"I took those games off the schedule not because they're bad institutions, but because I think they have different requirements that are a little more difficult to be competitive against," Lengyel said. "We've added Vanderbilt, Tulane, Boston College, Rutgers and Rice -- teams that are academically oriented and schools that have some of the basic requirements that we do. Now we have a middle-of-the-road program."
Navy's slow start this year could be attributed to its difficult schedule, which at one point this season was rated the second toughest in the country in college football. When Lengyel first put together the current schedule he had no idea teams such as Virginia (No. 23), Boston College (No. 11), North Carolina (No. 22) and Rutgers (4-3) would be so successful.
Notre Dame, meanwhile, is considered Navy's top opponent every year, and going against one of the nation's best teams each season helps sell the program to recruits, academy officials say.
"Some people argue that you haven't won in so many years, but when I go to the players each year and say 'Gentlemen, would you like for me to drop the Notre Dame game?' to a man they say no," Lengyel said. "They say 'One of the reasons why I came to the U.S. Naval Academy is not just because it's a good school, but the fact that you play a schedule like you do and the fact that you play Notre Dame.' "
"We have played well against Notre Dame," Lengyel said. "We'd like to beat them. We need to beat them." One thing is clear: If the traditional series is ever to end, it won't be at Notre Dame's request. Each year, Irish coach Lou Holtz is asked why Notre Dame plays Navy, and each year he gives his standard response.
"I'm not in charge of the scheduling," Holtz said yesterday. "I don't think we force Navy to play. It's my understanding that the Naval Academy wants to continue the series."
Dave Church, a punter for Navy in 1965 and 1966, said that the current schedule -- including Notre Dame -- suits the Midshipmen fine.
"I think we can realistically compete if we play one or two games like that each year," Church said.

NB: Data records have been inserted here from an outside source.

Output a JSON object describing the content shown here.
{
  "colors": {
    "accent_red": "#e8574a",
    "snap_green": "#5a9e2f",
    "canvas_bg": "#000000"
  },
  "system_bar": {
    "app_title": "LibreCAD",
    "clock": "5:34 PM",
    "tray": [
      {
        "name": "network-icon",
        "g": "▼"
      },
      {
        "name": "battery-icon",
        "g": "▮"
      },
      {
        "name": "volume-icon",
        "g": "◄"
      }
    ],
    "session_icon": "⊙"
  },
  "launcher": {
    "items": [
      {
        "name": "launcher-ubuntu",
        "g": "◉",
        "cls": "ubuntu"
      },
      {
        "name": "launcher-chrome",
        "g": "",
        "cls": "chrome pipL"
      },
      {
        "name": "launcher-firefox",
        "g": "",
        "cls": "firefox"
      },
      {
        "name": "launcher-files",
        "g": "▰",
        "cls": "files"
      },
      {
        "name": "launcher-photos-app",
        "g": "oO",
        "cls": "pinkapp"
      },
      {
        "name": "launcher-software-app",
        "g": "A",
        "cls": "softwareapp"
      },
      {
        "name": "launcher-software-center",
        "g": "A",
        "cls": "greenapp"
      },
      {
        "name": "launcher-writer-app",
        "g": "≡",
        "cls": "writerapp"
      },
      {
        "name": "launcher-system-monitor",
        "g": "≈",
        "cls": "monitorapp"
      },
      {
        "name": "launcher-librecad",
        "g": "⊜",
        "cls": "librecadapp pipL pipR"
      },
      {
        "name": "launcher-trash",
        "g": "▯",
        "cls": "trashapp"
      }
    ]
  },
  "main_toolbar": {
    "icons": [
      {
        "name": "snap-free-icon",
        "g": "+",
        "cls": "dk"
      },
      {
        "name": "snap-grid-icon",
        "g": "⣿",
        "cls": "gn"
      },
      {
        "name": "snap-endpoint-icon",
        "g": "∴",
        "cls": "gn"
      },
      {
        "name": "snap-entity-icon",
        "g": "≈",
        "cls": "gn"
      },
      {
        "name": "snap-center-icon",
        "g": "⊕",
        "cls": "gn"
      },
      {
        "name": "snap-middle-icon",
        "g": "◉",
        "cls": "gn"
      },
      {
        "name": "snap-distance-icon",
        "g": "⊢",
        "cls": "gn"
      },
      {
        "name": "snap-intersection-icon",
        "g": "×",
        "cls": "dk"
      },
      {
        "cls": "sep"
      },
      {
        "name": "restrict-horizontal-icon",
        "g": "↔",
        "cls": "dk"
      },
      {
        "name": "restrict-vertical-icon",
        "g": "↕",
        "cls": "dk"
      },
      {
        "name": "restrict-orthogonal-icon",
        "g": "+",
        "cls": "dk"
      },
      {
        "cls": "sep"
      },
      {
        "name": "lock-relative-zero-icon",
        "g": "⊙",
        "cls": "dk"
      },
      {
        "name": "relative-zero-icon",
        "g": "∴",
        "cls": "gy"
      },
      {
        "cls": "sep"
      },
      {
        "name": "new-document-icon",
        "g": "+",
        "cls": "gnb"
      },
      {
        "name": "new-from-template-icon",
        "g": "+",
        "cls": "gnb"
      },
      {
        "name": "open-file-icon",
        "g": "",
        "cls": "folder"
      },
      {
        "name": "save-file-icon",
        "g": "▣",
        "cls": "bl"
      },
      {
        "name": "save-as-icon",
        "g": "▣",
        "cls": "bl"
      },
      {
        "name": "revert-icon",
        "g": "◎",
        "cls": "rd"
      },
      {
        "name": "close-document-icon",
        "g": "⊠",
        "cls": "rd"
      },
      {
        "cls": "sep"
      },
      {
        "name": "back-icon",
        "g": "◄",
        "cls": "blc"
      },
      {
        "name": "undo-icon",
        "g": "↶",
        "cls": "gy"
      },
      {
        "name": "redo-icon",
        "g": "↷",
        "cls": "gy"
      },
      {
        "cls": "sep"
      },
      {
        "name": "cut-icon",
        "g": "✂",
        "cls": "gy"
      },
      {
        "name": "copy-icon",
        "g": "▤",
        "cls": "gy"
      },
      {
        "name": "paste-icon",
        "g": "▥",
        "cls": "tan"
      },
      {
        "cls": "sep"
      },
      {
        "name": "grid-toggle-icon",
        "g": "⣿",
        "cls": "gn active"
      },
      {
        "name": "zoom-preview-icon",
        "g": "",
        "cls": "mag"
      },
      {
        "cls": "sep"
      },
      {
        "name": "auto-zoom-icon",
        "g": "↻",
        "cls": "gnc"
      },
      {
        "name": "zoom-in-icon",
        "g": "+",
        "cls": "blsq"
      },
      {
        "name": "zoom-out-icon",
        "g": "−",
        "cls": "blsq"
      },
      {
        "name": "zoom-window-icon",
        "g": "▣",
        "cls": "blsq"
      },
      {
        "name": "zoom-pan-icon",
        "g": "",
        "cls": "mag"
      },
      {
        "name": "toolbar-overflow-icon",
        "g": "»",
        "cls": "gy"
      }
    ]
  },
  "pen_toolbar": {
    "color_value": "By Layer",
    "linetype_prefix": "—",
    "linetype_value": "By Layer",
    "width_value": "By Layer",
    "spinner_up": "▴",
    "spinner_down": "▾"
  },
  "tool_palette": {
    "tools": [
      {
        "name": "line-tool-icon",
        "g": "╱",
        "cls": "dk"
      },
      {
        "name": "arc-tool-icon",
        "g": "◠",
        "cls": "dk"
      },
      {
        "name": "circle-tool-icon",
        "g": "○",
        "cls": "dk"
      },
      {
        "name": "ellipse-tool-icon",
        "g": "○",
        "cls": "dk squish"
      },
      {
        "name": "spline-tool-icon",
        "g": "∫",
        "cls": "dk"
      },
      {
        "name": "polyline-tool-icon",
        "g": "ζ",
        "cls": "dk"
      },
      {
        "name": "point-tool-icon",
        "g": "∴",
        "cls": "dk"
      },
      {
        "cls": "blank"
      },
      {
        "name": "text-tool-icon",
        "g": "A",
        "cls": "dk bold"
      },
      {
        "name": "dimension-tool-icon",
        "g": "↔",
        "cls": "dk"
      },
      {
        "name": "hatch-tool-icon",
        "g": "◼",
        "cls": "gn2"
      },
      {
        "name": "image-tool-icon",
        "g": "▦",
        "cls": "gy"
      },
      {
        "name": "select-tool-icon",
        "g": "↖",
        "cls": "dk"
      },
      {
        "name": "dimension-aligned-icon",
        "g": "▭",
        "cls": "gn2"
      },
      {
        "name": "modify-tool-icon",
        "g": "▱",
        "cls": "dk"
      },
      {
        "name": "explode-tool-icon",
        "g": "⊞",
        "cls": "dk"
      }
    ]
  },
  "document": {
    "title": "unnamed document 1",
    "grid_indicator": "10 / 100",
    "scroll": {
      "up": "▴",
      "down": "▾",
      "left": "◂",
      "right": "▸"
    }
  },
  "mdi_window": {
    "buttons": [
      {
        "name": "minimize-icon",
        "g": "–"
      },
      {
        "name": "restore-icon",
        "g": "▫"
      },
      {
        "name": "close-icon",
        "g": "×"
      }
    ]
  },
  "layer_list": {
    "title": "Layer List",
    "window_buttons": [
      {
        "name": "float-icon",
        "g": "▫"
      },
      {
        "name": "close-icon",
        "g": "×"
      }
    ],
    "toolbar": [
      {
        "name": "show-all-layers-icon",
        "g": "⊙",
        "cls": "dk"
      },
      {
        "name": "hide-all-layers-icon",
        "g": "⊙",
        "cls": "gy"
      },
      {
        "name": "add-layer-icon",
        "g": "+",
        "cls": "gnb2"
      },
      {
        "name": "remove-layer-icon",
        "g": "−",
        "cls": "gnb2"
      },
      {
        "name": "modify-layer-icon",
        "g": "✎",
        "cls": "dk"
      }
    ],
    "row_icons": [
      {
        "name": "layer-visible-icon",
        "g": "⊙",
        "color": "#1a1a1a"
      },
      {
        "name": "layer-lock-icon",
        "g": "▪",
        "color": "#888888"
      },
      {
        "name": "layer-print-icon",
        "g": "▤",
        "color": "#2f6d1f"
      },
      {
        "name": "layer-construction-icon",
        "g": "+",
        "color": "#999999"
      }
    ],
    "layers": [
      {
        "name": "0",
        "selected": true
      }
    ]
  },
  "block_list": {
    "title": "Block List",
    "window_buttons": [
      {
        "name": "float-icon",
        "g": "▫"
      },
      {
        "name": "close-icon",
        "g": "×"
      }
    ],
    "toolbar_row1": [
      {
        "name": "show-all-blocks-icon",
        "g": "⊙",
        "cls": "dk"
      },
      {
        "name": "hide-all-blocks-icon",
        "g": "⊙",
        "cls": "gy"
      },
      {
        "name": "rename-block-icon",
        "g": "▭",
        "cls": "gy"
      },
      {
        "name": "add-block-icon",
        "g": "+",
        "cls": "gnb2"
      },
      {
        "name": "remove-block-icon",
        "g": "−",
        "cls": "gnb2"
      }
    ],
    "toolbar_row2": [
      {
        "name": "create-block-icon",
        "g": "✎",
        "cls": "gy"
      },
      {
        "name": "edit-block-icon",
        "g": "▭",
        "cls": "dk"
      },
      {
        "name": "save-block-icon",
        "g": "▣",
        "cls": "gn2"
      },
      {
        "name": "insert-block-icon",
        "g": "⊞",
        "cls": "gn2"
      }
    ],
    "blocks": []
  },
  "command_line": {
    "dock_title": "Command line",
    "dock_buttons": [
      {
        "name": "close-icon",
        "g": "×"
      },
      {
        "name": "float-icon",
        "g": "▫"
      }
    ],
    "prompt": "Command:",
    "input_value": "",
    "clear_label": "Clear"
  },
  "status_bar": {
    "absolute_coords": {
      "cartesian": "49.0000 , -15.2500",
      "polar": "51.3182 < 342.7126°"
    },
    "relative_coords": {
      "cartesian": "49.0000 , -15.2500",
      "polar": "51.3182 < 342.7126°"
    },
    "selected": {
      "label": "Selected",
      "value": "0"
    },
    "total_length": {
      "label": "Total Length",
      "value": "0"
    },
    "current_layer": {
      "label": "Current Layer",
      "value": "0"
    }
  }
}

And playing against Notre Dame gives Navy a shot at national recognition. Not too many people across the country know that Delaware beat Navy last week. But every football fan would take notice if the Midshipmen defeated the Fighting Irish. And by playing the game, each of the current Midshipmen at least has that opportunity.
"When I first became interested in Navy I never knew they played Notre Dame," said Navy running back Duke Ingraham. "The only big game I knew of was the Army game. But this is a big game for us. One day, our time is going to come."
* Chaump, 6-22 in three seasons at Navy, received a vote of confidence from Lengyel yesterday. "I feel very confident that George Chaump is the man to bring this program along," Lengyel said.
Saturday's Navy-Notre Dame game will be the 66th meeting between the two teams. Notre Dame has a 55-9-1 advantage. Since Navy's last win in 1963, the Fighting Irish have won 28 straight in the series. Here is how the No. 10 Irish and winless Navy compare this year in several statistical categories among the 107 Division I-A teams (numbers are per game; ranking in parentheses):
.. .. .. .. .Total Rushing.. .. .. .. .. ..Pts.
ND.. .. .. .. 365 (60) 117 (14).. .. .. .. 18 (32)
NA.. .. .. ...412 (91) 209 (90).. .. .. ..34 (105)
ND.. .. .. .. .482 (3) 288 (3).. .. .. .. ..38 (5)
NA.. .. .. .. 258 (99) 138 (71).. .. .. .. 8 (107)